> **WHAT YOU NEED TO DO**
Although the entries contain pictures, only their text goes into the copy, set down exactly.

> **PROVIDED MATERIAL**

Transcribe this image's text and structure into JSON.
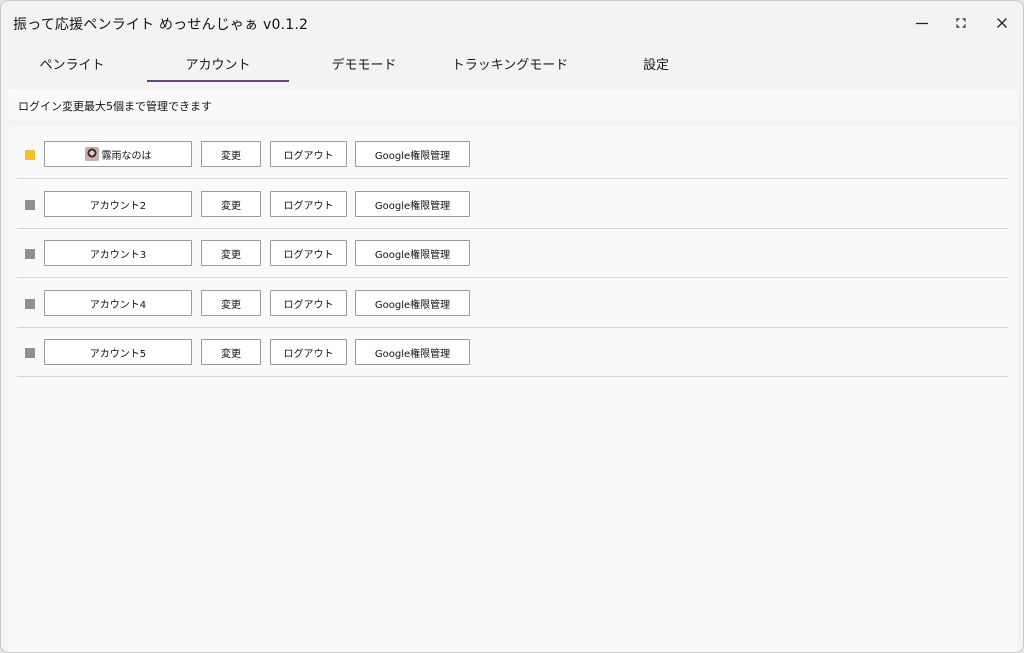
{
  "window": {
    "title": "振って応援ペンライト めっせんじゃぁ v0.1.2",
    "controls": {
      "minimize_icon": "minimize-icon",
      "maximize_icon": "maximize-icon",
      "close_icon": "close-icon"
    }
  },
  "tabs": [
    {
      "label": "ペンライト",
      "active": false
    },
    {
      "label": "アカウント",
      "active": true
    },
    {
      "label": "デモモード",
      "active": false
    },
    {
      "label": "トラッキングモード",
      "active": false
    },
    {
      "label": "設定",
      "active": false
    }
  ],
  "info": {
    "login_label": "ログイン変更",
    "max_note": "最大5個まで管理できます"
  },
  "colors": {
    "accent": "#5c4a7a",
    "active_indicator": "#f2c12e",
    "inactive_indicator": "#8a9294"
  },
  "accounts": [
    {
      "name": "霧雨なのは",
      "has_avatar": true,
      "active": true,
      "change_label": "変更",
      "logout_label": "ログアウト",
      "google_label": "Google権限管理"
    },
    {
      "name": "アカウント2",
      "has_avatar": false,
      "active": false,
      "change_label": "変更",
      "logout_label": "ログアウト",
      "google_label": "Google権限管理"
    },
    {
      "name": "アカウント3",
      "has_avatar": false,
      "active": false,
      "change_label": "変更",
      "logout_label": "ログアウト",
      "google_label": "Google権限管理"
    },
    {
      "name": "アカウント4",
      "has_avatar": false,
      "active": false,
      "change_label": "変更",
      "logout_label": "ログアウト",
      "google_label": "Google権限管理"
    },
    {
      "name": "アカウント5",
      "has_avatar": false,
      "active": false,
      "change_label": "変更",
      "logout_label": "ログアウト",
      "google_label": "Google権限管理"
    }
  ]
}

> **WORKED SOLUTION**
Transcribe this image's text and structure into JSON.
{
  "window": {
    "title": "振って応援ペンライト めっせんじゃぁ v0.1.2",
    "controls": {
      "minimize_icon": "minimize-icon",
      "maximize_icon": "maximize-icon",
      "close_icon": "close-icon"
    }
  },
  "tabs": [
    {
      "label": "ペンライト",
      "active": false
    },
    {
      "label": "アカウント",
      "active": true
    },
    {
      "label": "デモモード",
      "active": false
    },
    {
      "label": "トラッキングモード",
      "active": false
    },
    {
      "label": "設定",
      "active": false
    }
  ],
  "info": {
    "login_label": "ログイン変更",
    "max_note": "最大5個まで管理できます"
  },
  "colors": {
    "accent": "#5c4a7a",
    "active_indicator": "#f2c12e",
    "inactive_indicator": "#8a9294"
  },
  "accounts": [
    {
      "name": "霧雨なのは",
      "has_avatar": true,
      "active": true,
      "change_label": "変更",
      "logout_label": "ログアウト",
      "google_label": "Google権限管理"
    },
    {
      "name": "アカウント2",
      "has_avatar": false,
      "active": false,
      "change_label": "変更",
      "logout_label": "ログアウト",
      "google_label": "Google権限管理"
    },
    {
      "name": "アカウント3",
      "has_avatar": false,
      "active": false,
      "change_label": "変更",
      "logout_label": "ログアウト",
      "google_label": "Google権限管理"
    },
    {
      "name": "アカウント4",
      "has_avatar": false,
      "active": false,
      "change_label": "変更",
      "logout_label": "ログアウト",
      "google_label": "Google権限管理"
    },
    {
      "name": "アカウント5",
      "has_avatar": false,
      "active": false,
      "change_label": "変更",
      "logout_label": "ログアウト",
      "google_label": "Google権限管理"
    }
  ]
}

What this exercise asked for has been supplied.